William Sanders Scarborough (1852-1926) was one of the most outstanding of outstanding Black American intellectuals of the 19th and early 20th centuries, individual scholars who, because of the dire predicament of Black Americans, assumed all the roles a Black professional person could fill: writer, educator, professor, administrator, civil rights advocate and leader . . .Scarborough was born into slavery and rose to become a leading scholar of the Greek and Latin classics and president of Wilberforce University.
Scarborough was resurrected from the forgetfulness of history with the publication of two books, edited by Michele Valerie Ronnick: The Autobiography of William Sanders Scarborough: An American Journey From Slavery to Scholarship (2005) and The Works of William Sanders Scarborough: Black Classicist and Race Leader (2006).
In 2010, in the course of preparing a lecture on the 100th anniversary of the Universal Esperanto Congress in Washington, DC, in addition to researching the mainstream American press for relevant articles, I decided to search the databases of the Black press for reports on Esperanto and the quest for an international language.

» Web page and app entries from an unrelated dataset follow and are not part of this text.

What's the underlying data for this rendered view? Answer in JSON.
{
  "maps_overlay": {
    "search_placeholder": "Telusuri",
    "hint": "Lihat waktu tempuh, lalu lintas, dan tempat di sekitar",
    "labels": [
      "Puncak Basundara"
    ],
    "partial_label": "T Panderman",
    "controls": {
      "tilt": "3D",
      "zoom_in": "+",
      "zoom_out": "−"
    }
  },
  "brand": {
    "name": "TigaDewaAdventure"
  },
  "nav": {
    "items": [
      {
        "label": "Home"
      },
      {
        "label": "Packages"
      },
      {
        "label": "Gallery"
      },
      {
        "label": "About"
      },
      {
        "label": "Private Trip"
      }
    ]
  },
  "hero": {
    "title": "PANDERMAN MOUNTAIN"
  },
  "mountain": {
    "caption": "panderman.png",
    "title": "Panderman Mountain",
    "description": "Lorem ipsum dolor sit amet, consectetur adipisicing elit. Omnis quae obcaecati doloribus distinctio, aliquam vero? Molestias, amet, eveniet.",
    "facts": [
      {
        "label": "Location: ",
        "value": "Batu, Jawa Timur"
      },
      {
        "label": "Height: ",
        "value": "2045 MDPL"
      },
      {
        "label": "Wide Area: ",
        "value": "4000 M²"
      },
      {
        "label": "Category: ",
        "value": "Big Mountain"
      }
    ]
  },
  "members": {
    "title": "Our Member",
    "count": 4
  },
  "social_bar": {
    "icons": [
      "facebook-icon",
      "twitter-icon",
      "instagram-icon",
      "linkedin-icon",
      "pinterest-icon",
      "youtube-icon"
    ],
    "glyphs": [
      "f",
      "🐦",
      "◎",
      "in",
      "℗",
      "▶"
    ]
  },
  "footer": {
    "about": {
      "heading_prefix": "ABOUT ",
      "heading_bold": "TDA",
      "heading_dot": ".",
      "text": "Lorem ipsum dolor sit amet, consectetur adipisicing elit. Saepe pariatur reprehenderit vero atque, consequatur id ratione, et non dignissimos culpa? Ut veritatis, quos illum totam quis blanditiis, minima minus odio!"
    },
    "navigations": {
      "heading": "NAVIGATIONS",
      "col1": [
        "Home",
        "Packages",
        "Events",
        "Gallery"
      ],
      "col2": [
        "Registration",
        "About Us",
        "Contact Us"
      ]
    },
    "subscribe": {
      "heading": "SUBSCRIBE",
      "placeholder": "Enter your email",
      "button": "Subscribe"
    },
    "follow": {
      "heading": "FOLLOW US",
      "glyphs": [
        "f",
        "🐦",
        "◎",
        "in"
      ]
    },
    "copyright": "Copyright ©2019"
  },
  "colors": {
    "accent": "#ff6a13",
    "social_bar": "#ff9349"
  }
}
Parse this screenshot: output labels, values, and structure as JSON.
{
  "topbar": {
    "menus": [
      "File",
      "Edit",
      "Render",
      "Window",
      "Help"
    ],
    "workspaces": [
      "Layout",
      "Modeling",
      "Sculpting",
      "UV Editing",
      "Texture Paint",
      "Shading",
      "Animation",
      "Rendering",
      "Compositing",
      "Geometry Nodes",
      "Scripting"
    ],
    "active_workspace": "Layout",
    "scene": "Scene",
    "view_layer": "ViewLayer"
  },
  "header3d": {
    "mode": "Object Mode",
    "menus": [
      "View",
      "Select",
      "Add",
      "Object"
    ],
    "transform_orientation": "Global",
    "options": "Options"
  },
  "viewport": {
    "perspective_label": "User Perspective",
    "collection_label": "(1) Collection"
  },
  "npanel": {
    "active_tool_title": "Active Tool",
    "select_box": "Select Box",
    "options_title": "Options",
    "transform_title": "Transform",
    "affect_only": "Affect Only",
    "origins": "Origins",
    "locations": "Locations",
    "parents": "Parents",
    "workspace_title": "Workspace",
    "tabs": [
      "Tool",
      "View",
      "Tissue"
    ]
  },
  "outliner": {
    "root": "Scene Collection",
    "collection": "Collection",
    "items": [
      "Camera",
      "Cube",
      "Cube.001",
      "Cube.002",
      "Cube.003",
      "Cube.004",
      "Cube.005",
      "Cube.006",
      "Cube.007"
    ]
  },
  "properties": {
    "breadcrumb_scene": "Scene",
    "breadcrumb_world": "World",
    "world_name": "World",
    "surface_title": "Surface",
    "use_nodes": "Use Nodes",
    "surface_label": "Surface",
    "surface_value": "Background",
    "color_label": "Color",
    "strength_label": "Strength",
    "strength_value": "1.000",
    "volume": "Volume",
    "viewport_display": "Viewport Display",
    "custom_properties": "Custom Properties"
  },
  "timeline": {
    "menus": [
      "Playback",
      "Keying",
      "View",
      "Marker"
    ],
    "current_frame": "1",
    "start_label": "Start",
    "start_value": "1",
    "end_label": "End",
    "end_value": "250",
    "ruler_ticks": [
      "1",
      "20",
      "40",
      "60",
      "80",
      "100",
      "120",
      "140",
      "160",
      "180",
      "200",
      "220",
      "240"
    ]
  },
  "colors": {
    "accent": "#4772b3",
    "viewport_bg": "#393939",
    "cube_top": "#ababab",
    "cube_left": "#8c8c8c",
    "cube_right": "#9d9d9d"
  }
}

Here are the articles on Volapük, now on my web site:
I found another reference to Volapük in Scarborough's Works. Here is the quote with the bibliographical information on the original publication. Note also that this article was written in the heat of the imperialist scramble to carve up Africa:
The influence of civilization is a mighty lever in shaping the destiny of language. Dialects crumble before it, and the diversity of tongues drifts toward unity. The language of the intelligent must supersede, wholly or in part, that of the unintelligent wherever they come in contact, either by displacing it or fashioning it after its own mold. As the weaker languages and dialects of Europe have disappeared before the light of intelligence, so will the languages and dialects of Africa drop out of existence, one by one, it may be, as the same influence shall quicken and permeate the people. One by one will the stronger swallow up the weak, until the speech of the dominant people shall prevail, jargon first, perhaps, extinction later. Doubtless many more dialects than now exist have passed away, some of them leaving not a relic behind to tell the story of their existence, while of others bare skeletons of speech may be found here and there, but hardly enough to indicate their linguistic relations. The forces that produced these changes are still at work, but in a greater degree; and, though we can make no definite statement as to the results growing out of the invasion of Africa by foreign languages, yet again we believe that the inflectional will survive the uninflectional languages of the world. No artificial language can stand the test of time. In fact, it will hardly gain a foothold, but like Volapük, will die in its infancy. 5 [footnote clarifying Volapük]
SOURCE: Works, p. 242. Original source: "Function and future of foreign languages in Africa," Methodist Review 76, November-December 1894, pp. 890-899.